*What you need to do*: Repeat every line from the line containing "Extract the structured" to the end of the data, exactly. Leave the pictures out.

[Website and app data records]

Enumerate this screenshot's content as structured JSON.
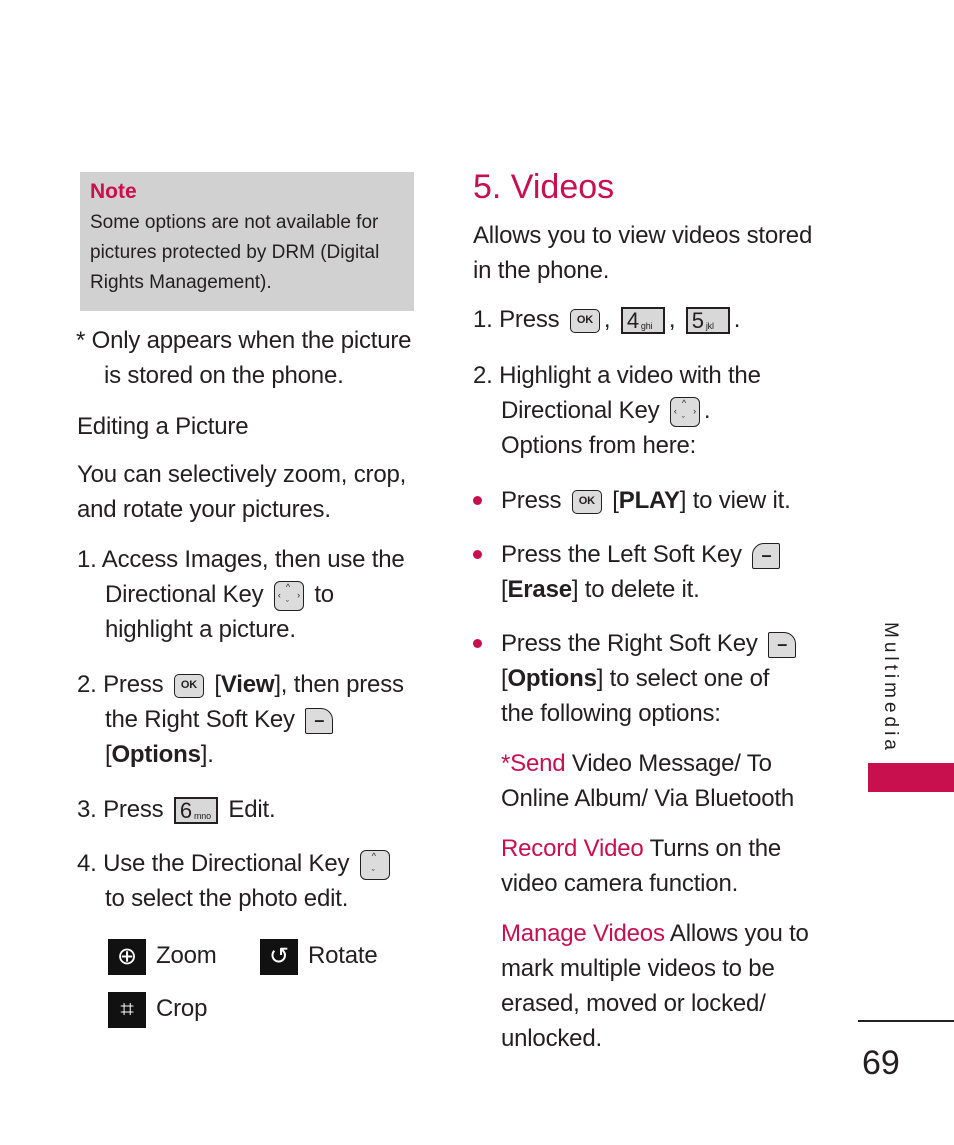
{
  "note": {
    "title": "Note",
    "body": "Some options are not available for pictures protected by DRM (Digital Rights Management)."
  },
  "left": {
    "footnote_line1": "* Only appears when the picture",
    "footnote_line2": "is stored on the phone.",
    "heading": "Editing a Picture",
    "intro_line1": "You can selectively zoom, crop,",
    "intro_line2": "and rotate your pictures.",
    "step1": {
      "num": "1.",
      "line1": "Access Images, then use the",
      "line2a": "Directional Key",
      "line2b": "to",
      "line3": "highlight a picture."
    },
    "step2": {
      "num": "2.",
      "a": "Press",
      "b": "[",
      "view": "View",
      "c": "], then press",
      "line2": "the Right Soft Key",
      "line3a": "[",
      "options": "Options",
      "line3b": "]."
    },
    "step3": {
      "num": "3.",
      "a": "Press",
      "b": "Edit."
    },
    "step4": {
      "num": "4.",
      "line1": "Use the Directional Key",
      "line2": "to select the photo edit."
    },
    "edit_options": [
      {
        "label": "Zoom",
        "icon": "zoom-icon"
      },
      {
        "label": "Rotate",
        "icon": "rotate-icon"
      },
      {
        "label": "Crop",
        "icon": "crop-icon"
      }
    ]
  },
  "keys": {
    "ok": "OK",
    "key4_digit": "4",
    "key4_letters": "ghi",
    "key5_digit": "5",
    "key5_letters": "jkl",
    "key6_digit": "6",
    "key6_letters": "mno",
    "soft": "–"
  },
  "right": {
    "title": "5. Videos",
    "intro_line1": "Allows you to view videos stored",
    "intro_line2": "in the phone.",
    "step1": {
      "num": "1.",
      "a": "Press",
      "comma": ",",
      "period": "."
    },
    "step2": {
      "num": "2.",
      "line1": "Highlight a video with the",
      "line2": "Directional Key",
      "line2end": ".",
      "line3": "Options from here:"
    },
    "bullet1": {
      "a": "Press",
      "b": "[",
      "play": "PLAY",
      "c": "] to view it."
    },
    "bullet2": {
      "line1": "Press the Left Soft Key",
      "a": "[",
      "erase": "Erase",
      "b": "] to delete it."
    },
    "bullet3": {
      "line1": "Press the Right Soft Key",
      "a": "[",
      "options": "Options",
      "b": "] to select one of",
      "line3": "the following options:"
    },
    "options": [
      {
        "term": "*Send",
        "line1": " Video Message/ To",
        "line2": "Online Album/ Via Bluetooth"
      },
      {
        "term": "Record Video",
        "line1": " Turns on the",
        "line2": "video camera function."
      },
      {
        "term": "Manage Videos",
        "line1": " Allows you to",
        "line2": "mark multiple videos to be",
        "line3": "erased, moved or locked/",
        "line4": "unlocked."
      }
    ]
  },
  "sidebar": {
    "section": "Multimedia"
  },
  "page_number": "69",
  "colors": {
    "accent": "#c8104f",
    "note_bg": "#d1d1d1",
    "text": "#231f20"
  }
}
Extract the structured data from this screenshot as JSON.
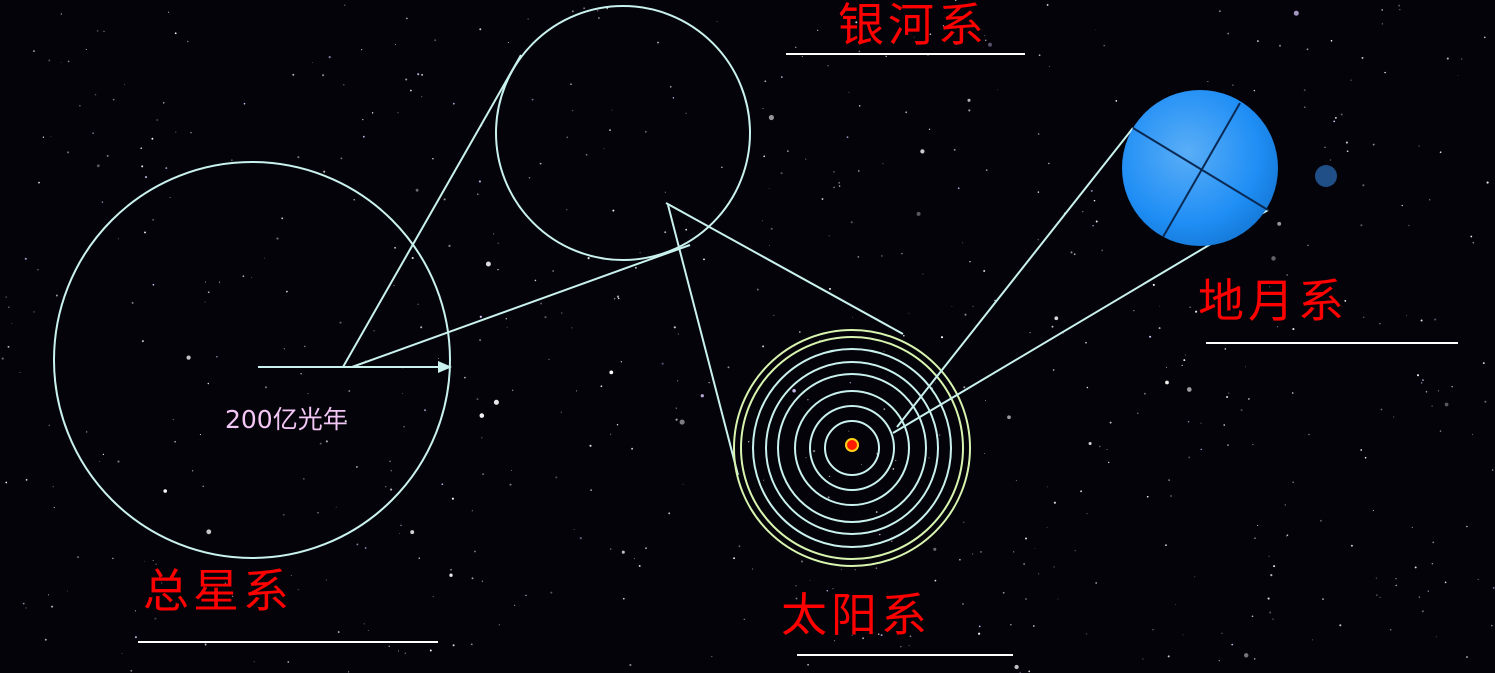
{
  "labels": {
    "universe": "总星系",
    "galaxy": "银河系",
    "solar_system": "太阳系",
    "earth_moon": "地月系"
  },
  "scale": {
    "universe_radius": "200亿光年"
  },
  "colors": {
    "background": "#05030a",
    "outline": "#c9f2ee",
    "label": "#ff0000",
    "scale_text": "#f2c6f5",
    "earth": "#1f8ef5",
    "moon": "#1f4f86",
    "sun": "#ff1a00",
    "sun_rim": "#ffd21a",
    "outer_orbits": "#d8f5b0"
  },
  "icons": {
    "universe": "universe-circle-icon",
    "galaxy": "galaxy-circle-icon",
    "solar_system": "concentric-orbits-icon",
    "earth": "earth-sphere-icon",
    "moon": "moon-dot-icon",
    "sun": "sun-dot-icon"
  }
}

*Result of this task*:
Extract the structured data from this screenshot as JSON.
{
  "labels": {
    "universe": "总星系",
    "galaxy": "银河系",
    "solar_system": "太阳系",
    "earth_moon": "地月系"
  },
  "scale": {
    "universe_radius": "200亿光年"
  },
  "colors": {
    "background": "#05030a",
    "outline": "#c9f2ee",
    "label": "#ff0000",
    "scale_text": "#f2c6f5",
    "earth": "#1f8ef5",
    "moon": "#1f4f86",
    "sun": "#ff1a00",
    "sun_rim": "#ffd21a",
    "outer_orbits": "#d8f5b0"
  },
  "icons": {
    "universe": "universe-circle-icon",
    "galaxy": "galaxy-circle-icon",
    "solar_system": "concentric-orbits-icon",
    "earth": "earth-sphere-icon",
    "moon": "moon-dot-icon",
    "sun": "sun-dot-icon"
  }
}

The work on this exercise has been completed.